Mary Apache | Online World of Wrestling
[Photo: Online World of Wrestling]

The Return of Mary Apache

Five years after giving birth to her daughter Natsumi, Mary Apache made her return to professional wrestling with AAA to support her father and her sister Faby in their feuds. Notably, she would frequently pair with her father to take on Faby and Billy Boy during Gran Apache’s feud with Billy Boy.

Her involvement in the feud would lead to her winning the AAA World Mixed Tag Team Championships with her father but also losing her hair to her sister and then AAA Reina de Reinas champion Faby.

After being forced to become a maid for the locker room by Sexy Star, Mary Apache would defeat Sexy Star for the AAA Reina de Reinas Championship after pinning her in a multi-person tag team match where a number of different championships were on the line.

She held the championship for just under a year before she was eliminated by Pimpinela Escarlata in a title defense.

She would not claim the championship again, though her sister Faby would be champion three more times, notably keeping the title for over 500 days until Taya Valkyrie came knocking.

Me gustaría ser una gran luchadora como mi mamá»: Natsumi – Superluchas
[Photo: Superluchas]

Natsumi Apache

As Lady, Faby, and Mary began to make more sporadic appearances across the indies and for various other promotions, another Apache had started her foray into professional wrestling.

In 2017, Mary Apache sent her daughter Natsumi to Japan to train as a professional wrestler, much as Gran Apache had done with her two decades prior.

Natsumi had expressed a desire to be part of the family business and run the ropes after Gran Apache’s passing earlier in the year, though she did not want to use the Apache name until she felt as though she had earned it.

Mary went with her two Japan, and they competed in Japan’s premiere Joshi promotion – World Wonder Ring Stardom.

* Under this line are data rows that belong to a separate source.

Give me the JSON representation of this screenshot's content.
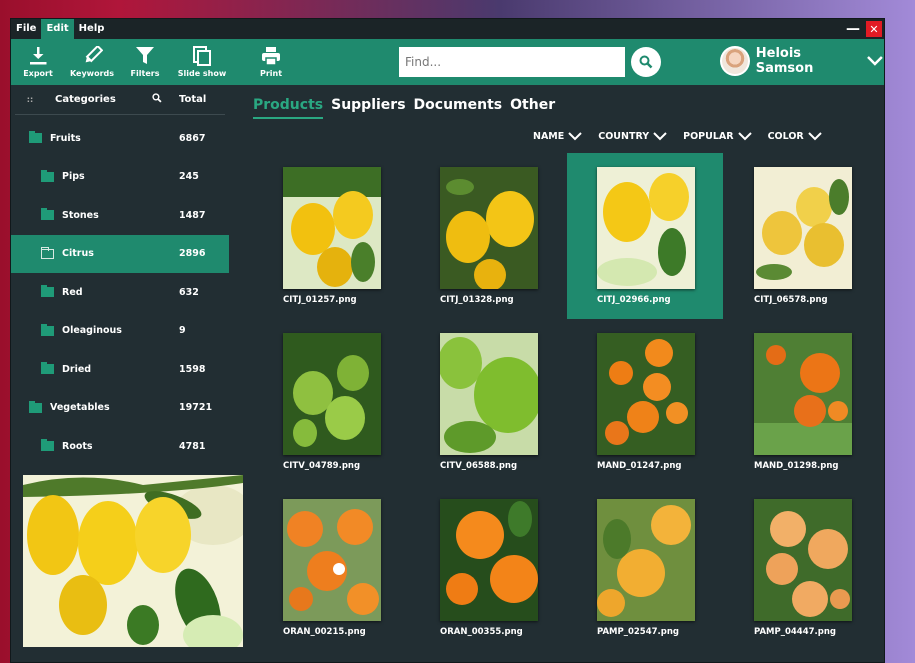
{
  "menu": {
    "file": "File",
    "edit": "Edit",
    "help": "Help"
  },
  "window_controls": {
    "minimize": "—",
    "close": "✕"
  },
  "toolbar": {
    "export": "Export",
    "keywords": "Keywords",
    "filters": "Filters",
    "slideshow": "Slide show",
    "print": "Print"
  },
  "search": {
    "placeholder": "Find..."
  },
  "user": {
    "name": "Helois Samson"
  },
  "sidebar": {
    "header": {
      "categories": "Categories",
      "total": "Total"
    },
    "items": [
      {
        "label": "Fruits",
        "count": "6867"
      },
      {
        "label": "Pips",
        "count": "245"
      },
      {
        "label": "Stones",
        "count": "1487"
      },
      {
        "label": "Citrus",
        "count": "2896"
      },
      {
        "label": "Red",
        "count": "632"
      },
      {
        "label": "Oleaginous",
        "count": "9"
      },
      {
        "label": "Dried",
        "count": "1598"
      },
      {
        "label": "Vegetables",
        "count": "19721"
      },
      {
        "label": "Roots",
        "count": "4781"
      }
    ]
  },
  "tabs": [
    "Products",
    "Suppliers",
    "Documents",
    "Other"
  ],
  "sort": [
    "NAME",
    "COUNTRY",
    "POPULAR",
    "COLOR"
  ],
  "colors": {
    "accent": "#1f8a6e",
    "background": "#222e33",
    "close": "#e11b24"
  },
  "files": [
    "CITJ_01257.png",
    "CITJ_01328.png",
    "CITJ_02966.png",
    "CITJ_06578.png",
    "CITV_04789.png",
    "CITV_06588.png",
    "MAND_01247.png",
    "MAND_01298.png",
    "ORAN_00215.png",
    "ORAN_00355.png",
    "PAMP_02547.png",
    "PAMP_04447.png"
  ]
}
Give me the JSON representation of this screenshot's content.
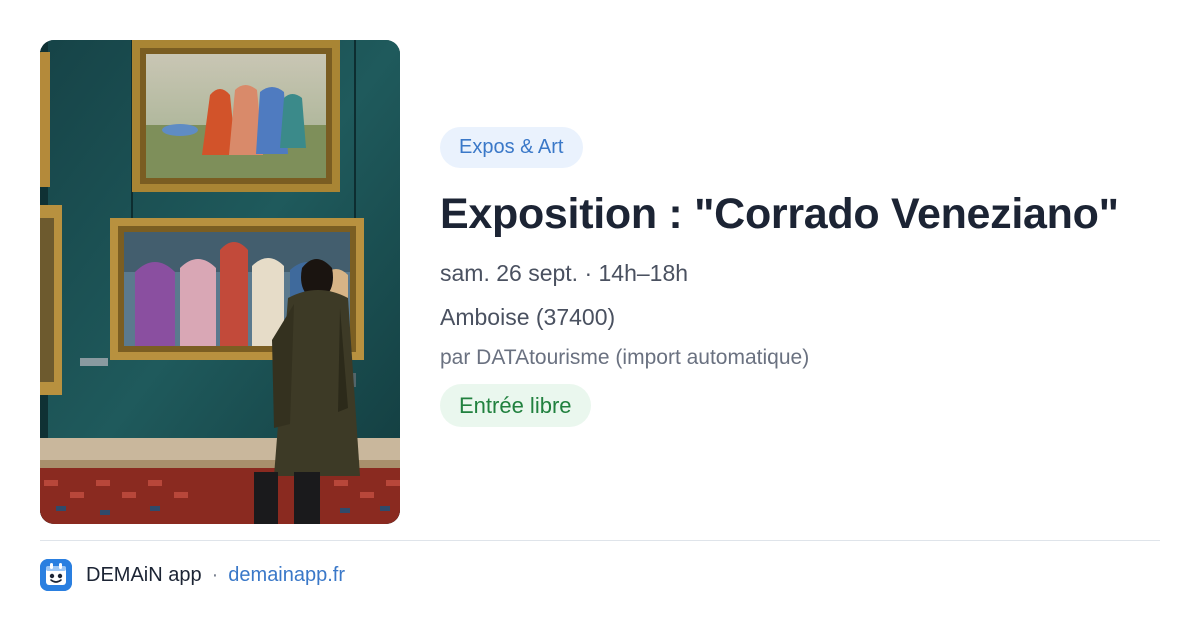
{
  "event": {
    "category": "Expos & Art",
    "title": "Exposition : \"Corrado Veneziano\"",
    "when": "sam. 26 sept. · 14h–18h",
    "where": "Amboise (37400)",
    "by": "par DATAtourisme (import automatique)",
    "price": "Entrée libre"
  },
  "footer": {
    "app_name": "DEMAiN app",
    "separator": "·",
    "site": "demainapp.fr"
  },
  "colors": {
    "category_bg": "#eaf2fd",
    "category_text": "#3a78c8",
    "price_bg": "#eaf7ee",
    "price_text": "#21813f",
    "link": "#3a78c8",
    "app_icon": "#2a7fe0"
  },
  "icons": {
    "app": "app-logo-icon"
  }
}
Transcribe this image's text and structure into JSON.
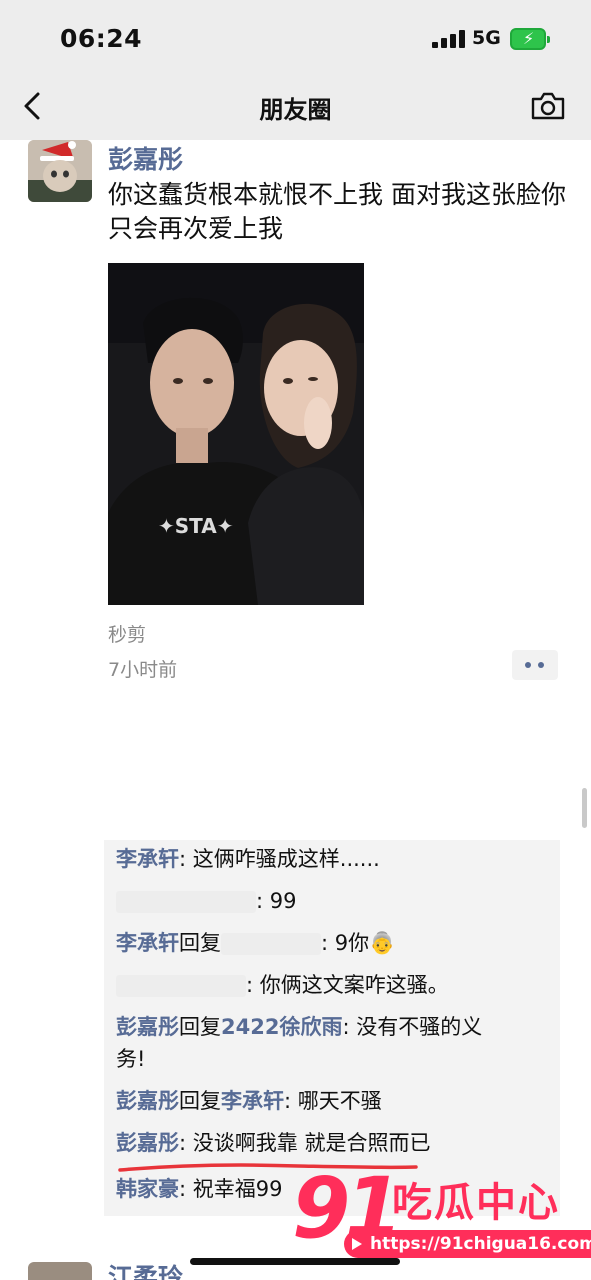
{
  "status_bar": {
    "time": "06:24",
    "network": "5G",
    "battery_icon": "battery-charging-icon"
  },
  "nav": {
    "title": "朋友圈",
    "back_icon": "chevron-left-icon",
    "camera_icon": "camera-icon"
  },
  "post": {
    "author": "彭嘉彤",
    "text": "你这蠢货根本就恨不上我 面对我这张脸你只会再次爱上我",
    "source": "秒剪",
    "time_ago": "7小时前",
    "more_icon": "more-dots-icon"
  },
  "comments": [
    {
      "name": "李承轩",
      "sep": ": ",
      "text": "这俩咋骚成这样......"
    },
    {
      "text": ": 99"
    },
    {
      "name": "李承轩",
      "reply_word": "回复",
      "text": ": 9你👵"
    },
    {
      "text": ": 你俩这文案咋这骚。"
    },
    {
      "name": "彭嘉彤",
      "reply_word": "回复",
      "target": "2422徐欣雨",
      "text": ": 没有不骚的义",
      "text2": "务!"
    },
    {
      "name": "彭嘉彤",
      "reply_word": "回复",
      "target": "李承轩",
      "text": ": 哪天不骚"
    },
    {
      "name": "彭嘉彤",
      "sep": ": ",
      "text": "没谈啊我靠 就是合照而已"
    },
    {
      "name": "韩家豪",
      "sep": ": ",
      "text": "祝幸福99"
    }
  ],
  "watermark": {
    "number": "91",
    "label": "吃瓜中心",
    "url": "https://91chigua16.com"
  },
  "next_post": {
    "author": "江柔玲"
  },
  "colors": {
    "name_blue": "#576b95",
    "bar_bg": "#ededed",
    "comment_bg": "#f3f3f3",
    "watermark_pink": "#ff2e5a",
    "underline_red": "#e8343a"
  }
}
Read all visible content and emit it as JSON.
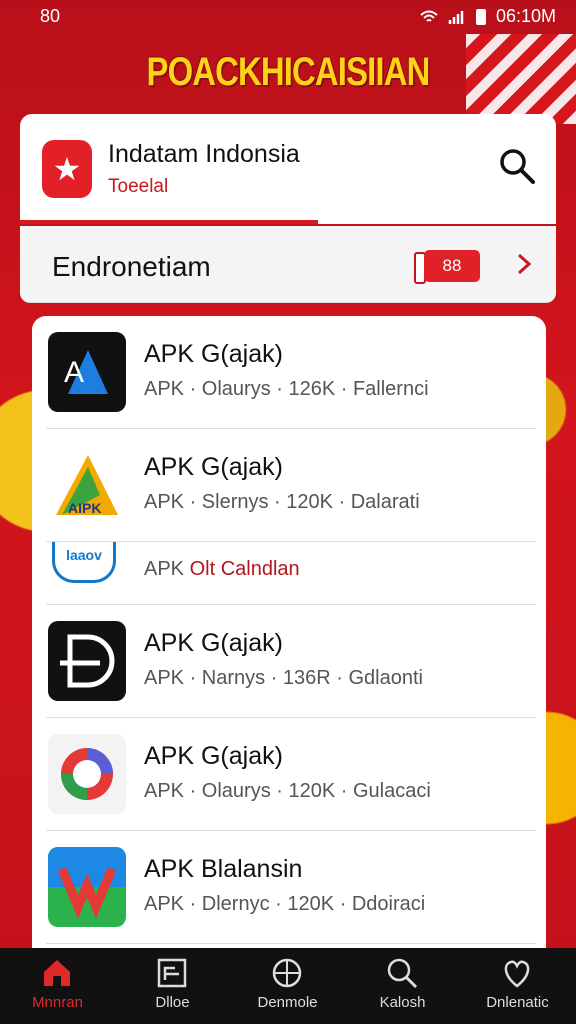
{
  "status": {
    "time_left": "80",
    "time_right": "06:10M"
  },
  "banner": {
    "text": "POACKHICAISIIAN"
  },
  "app": {
    "title": "Indatam Indonsia",
    "subtitle": "Toeelal"
  },
  "section": {
    "title": "Endronetiam",
    "badge": "88"
  },
  "list": {
    "items": [
      {
        "title": "APK G(ajak)",
        "meta": "APK · Olaurys · 126K · Fallernci",
        "icon": "android-studio-icon"
      },
      {
        "title": "APK G(ajak)",
        "meta": "APK · Slernys · 120K · Dalarati",
        "icon": "aipk-triangle-icon"
      },
      {
        "title_prefix": "APK",
        "title_red": "Olt Calndlan",
        "icon": "ad-label-icon",
        "icon_text": "laaov"
      },
      {
        "title": "APK G(ajak)",
        "meta": "APK · Narnys · 136R · Gdlaonti",
        "icon": "d-logo-icon"
      },
      {
        "title": "APK G(ajak)",
        "meta": "APK · Olaurys · 120K · Gulacaci",
        "icon": "ring-icon"
      },
      {
        "title": "APK Blalansin",
        "meta": "APK · Dlernyc · 120K · Ddoiraci",
        "icon": "wx-icon"
      }
    ]
  },
  "nav": {
    "items": [
      {
        "label": "Mnnran",
        "icon": "home-icon"
      },
      {
        "label": "Dlloe",
        "icon": "grid-icon"
      },
      {
        "label": "Denmole",
        "icon": "compass-icon"
      },
      {
        "label": "Kalosh",
        "icon": "search-icon"
      },
      {
        "label": "Dnlenatic",
        "icon": "heart-icon"
      }
    ]
  },
  "colors": {
    "accent": "#d61a22",
    "banner": "#ffd21a",
    "nav_bg": "#111111"
  }
}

Natsumi would make her Stardom debut in 2018 as part of a new wave of young Joshis.

Here, she would become part of the STARS faction, which consisted of many future stars of the promotion, such as Starlight Kid and Tam Nakano. Come 2019, Natsumi was no longer making appearances for Stardom and instead worked on the Mexican independent scene.

She showed the promise that the other women in her family did during the early stages of their careers and certainly made a strong case for herself to continue that family legacy. It remains to be seen what impact she will have on the future of professional wrestling should she choose to continue her career.

The Legacy They Will Leave Behind

The women of the Apache family have had plenty more matches than the ones mentioned here, but it was their ability to combine wrestling with romance and storytelling that complimented their in-ring abilities and made them stand out in a scene full of colorful characters.

These women were not just the family of Gran Apache. He may have helped start their careers, but Lady, Faby and Mary have made the Apache name a household one in Mexican and even Japanese wrestling. This was cemented when the trio won the women’s division of the 2016 Lucha Libre World Cup together.

When we look at wrestling in Mexico, the Apache women have ensured that the Apache name will continue to be mentioned for some time to come.